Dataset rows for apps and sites
_____

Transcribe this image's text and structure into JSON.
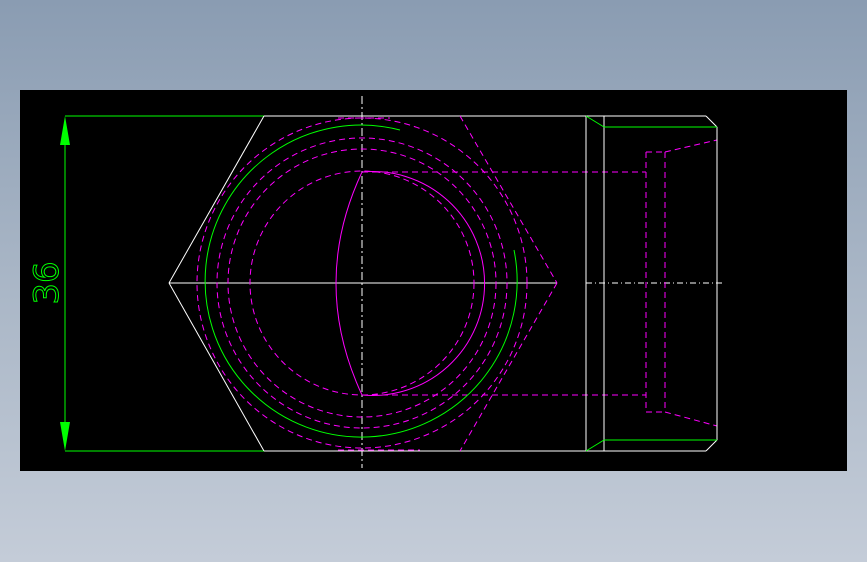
{
  "drawing": {
    "dimension_label": "36",
    "colors": {
      "background": "#000000",
      "outline": "#ffffff",
      "dimension": "#00ff00",
      "hidden": "#ff00ff",
      "thread": "#00ff00"
    }
  }
}
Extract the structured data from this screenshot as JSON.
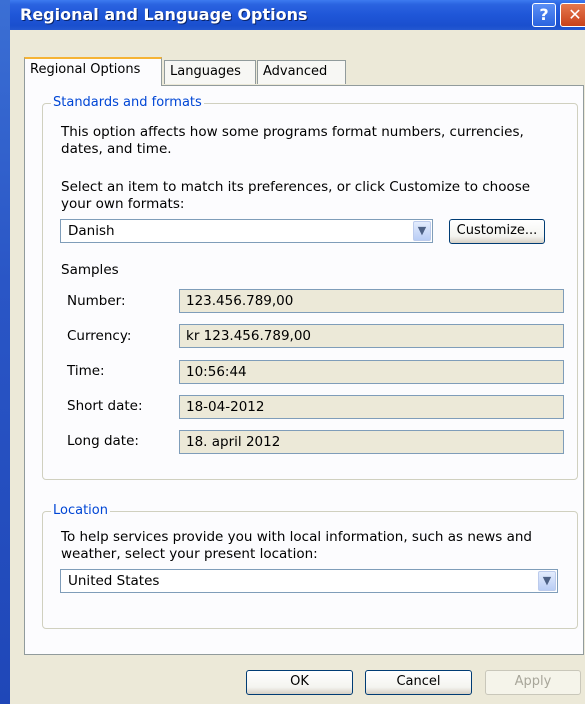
{
  "window": {
    "title": "Regional and Language Options",
    "help_glyph": "?",
    "close_glyph": "✕"
  },
  "tabs": [
    {
      "label": "Regional Options",
      "active": true
    },
    {
      "label": "Languages",
      "active": false
    },
    {
      "label": "Advanced",
      "active": false
    }
  ],
  "standards": {
    "legend": "Standards and formats",
    "description_line1": "This option affects how some programs format numbers, currencies,",
    "description_line2": "dates, and time.",
    "select_line1": "Select an item to match its preferences, or click Customize to choose",
    "select_line2": "your own formats:",
    "format_value": "Danish",
    "customize_label": "Customize...",
    "samples_heading": "Samples",
    "samples": [
      {
        "label": "Number:",
        "value": "123.456.789,00"
      },
      {
        "label": "Currency:",
        "value": "kr 123.456.789,00"
      },
      {
        "label": "Time:",
        "value": "10:56:44"
      },
      {
        "label": "Short date:",
        "value": "18-04-2012"
      },
      {
        "label": "Long date:",
        "value": "18. april 2012"
      }
    ]
  },
  "location": {
    "legend": "Location",
    "description_line1": "To help services provide you with local information, such as news and",
    "description_line2": "weather, select your present location:",
    "value": "United States"
  },
  "footer": {
    "ok_label": "OK",
    "cancel_label": "Cancel",
    "apply_label": "Apply",
    "apply_enabled": false
  },
  "icons": {
    "dropdown": "chevron-down-icon"
  },
  "colors": {
    "titlebar": "#1f56d8",
    "legend_text": "#0046d5",
    "dialog_bg": "#ece9d8",
    "tab_highlight": "#f5b335"
  }
}
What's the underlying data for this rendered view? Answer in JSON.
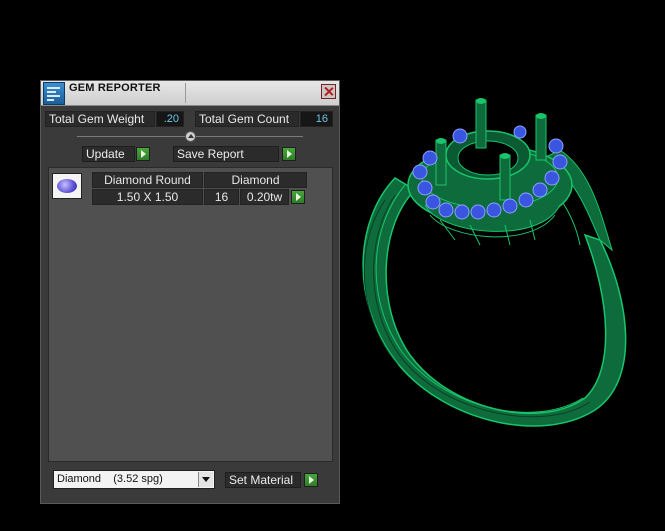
{
  "panel": {
    "title": "GEM REPORTER",
    "total_gem_weight_label": "Total Gem Weight",
    "total_gem_weight_value": ".20",
    "total_gem_count_label": "Total Gem Count",
    "total_gem_count_value": "16",
    "update_label": "Update",
    "save_report_label": "Save Report",
    "gem_row": {
      "shape_header": "Diamond Round",
      "material_header": "Diamond",
      "size": "1.50 X 1.50",
      "count": "16",
      "weight": "0.20tw"
    },
    "material_select": "Diamond    (3.52 spg)",
    "set_material_label": "Set Material"
  },
  "colors": {
    "ring_metal": "#0e6b3c",
    "ring_wire": "#19c46a",
    "gem_accent": "#3a56e0",
    "value_text": "#6cc9e6",
    "arrow_button": "#3f9a33"
  }
}
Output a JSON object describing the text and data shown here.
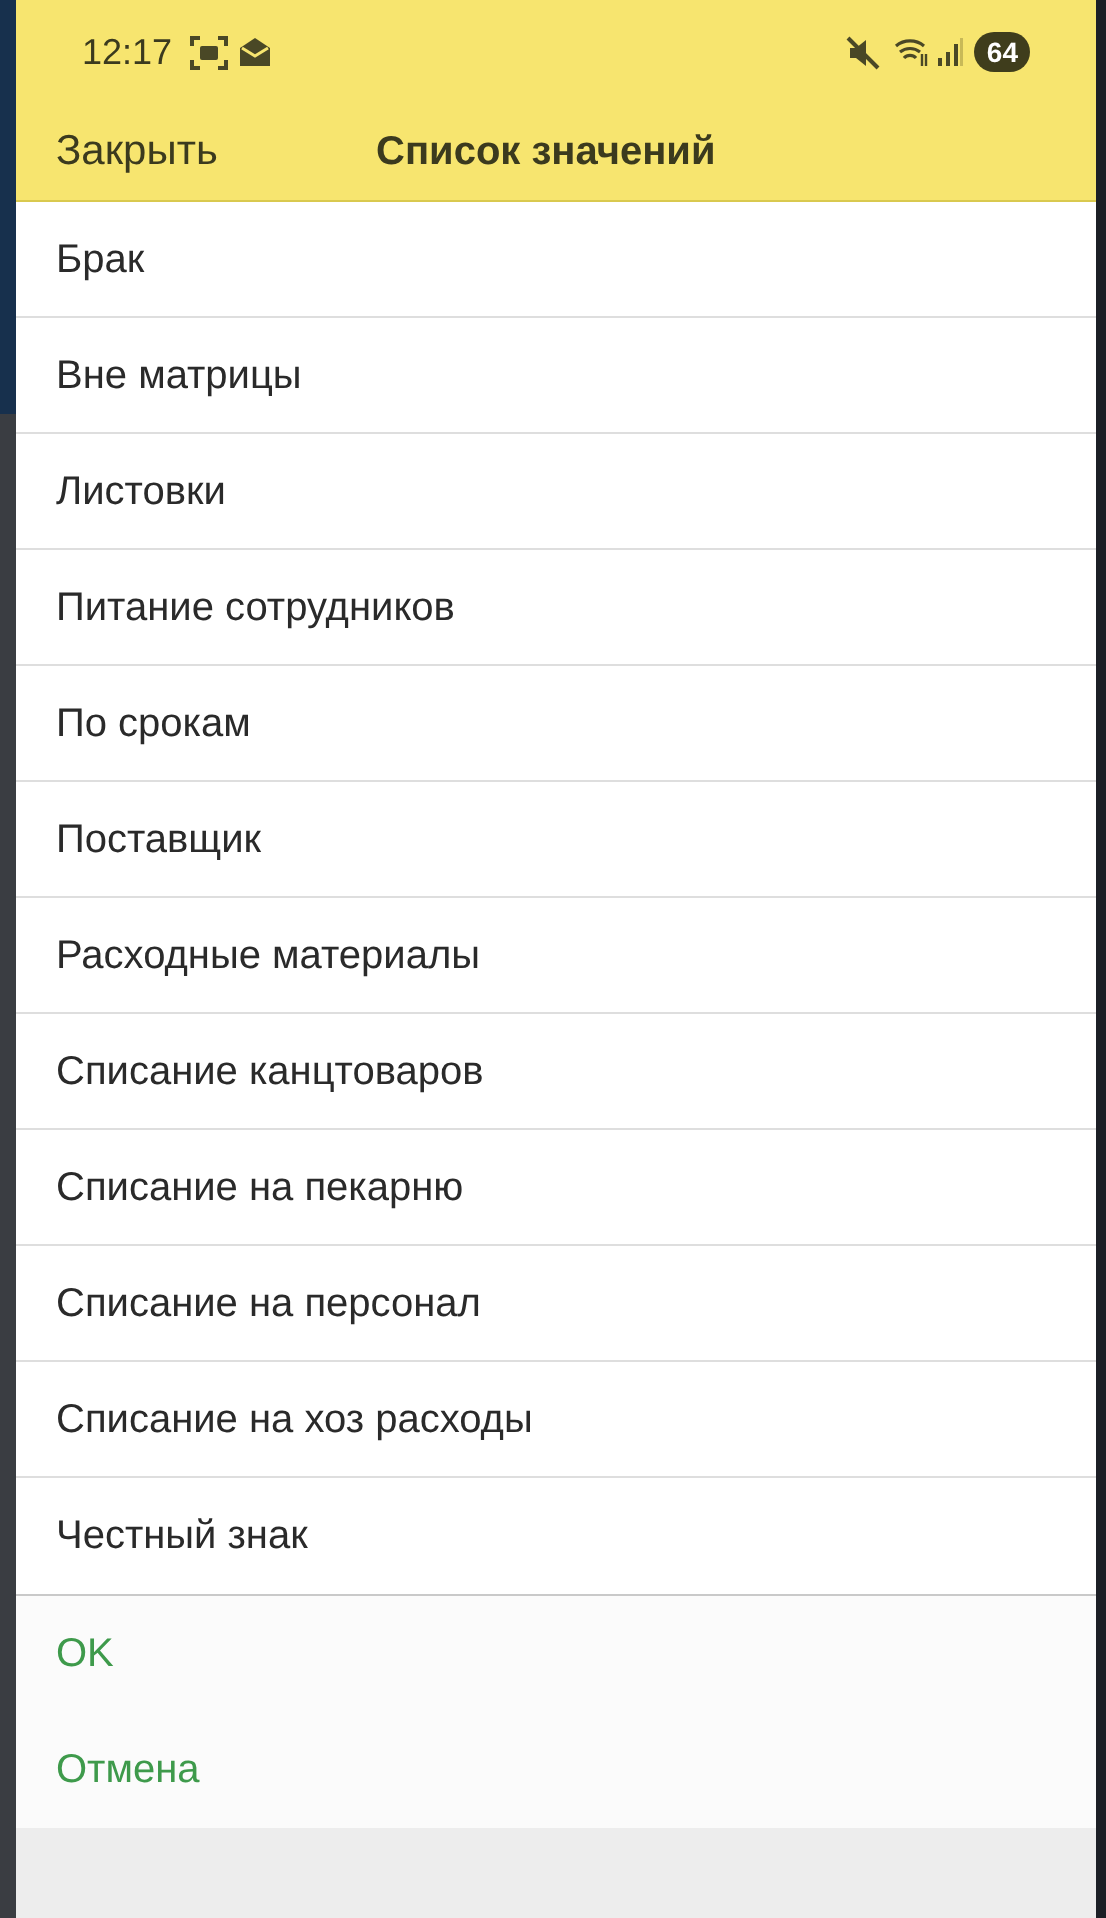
{
  "status_bar": {
    "time": "12:17",
    "battery": "64"
  },
  "header": {
    "close": "Закрыть",
    "title": "Список значений"
  },
  "items": [
    {
      "label": "Брак"
    },
    {
      "label": "Вне матрицы"
    },
    {
      "label": "Листовки"
    },
    {
      "label": "Питание сотрудников"
    },
    {
      "label": "По срокам"
    },
    {
      "label": "Поставщик"
    },
    {
      "label": "Расходные материалы"
    },
    {
      "label": "Списание канцтоваров"
    },
    {
      "label": "Списание на пекарню"
    },
    {
      "label": "Списание на персонал"
    },
    {
      "label": "Списание на хоз расходы"
    },
    {
      "label": "Честный знак"
    }
  ],
  "actions": [
    {
      "label": "OK"
    },
    {
      "label": "Отмена"
    }
  ]
}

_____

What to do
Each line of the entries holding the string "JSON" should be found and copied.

Answer space
Transcribe this image's text and structure into JSON.
Extract the structured data from this screenshot as JSON.
What's the underlying data for this rendered view? Answer in JSON.
Output a JSON object describing the text and data shown here.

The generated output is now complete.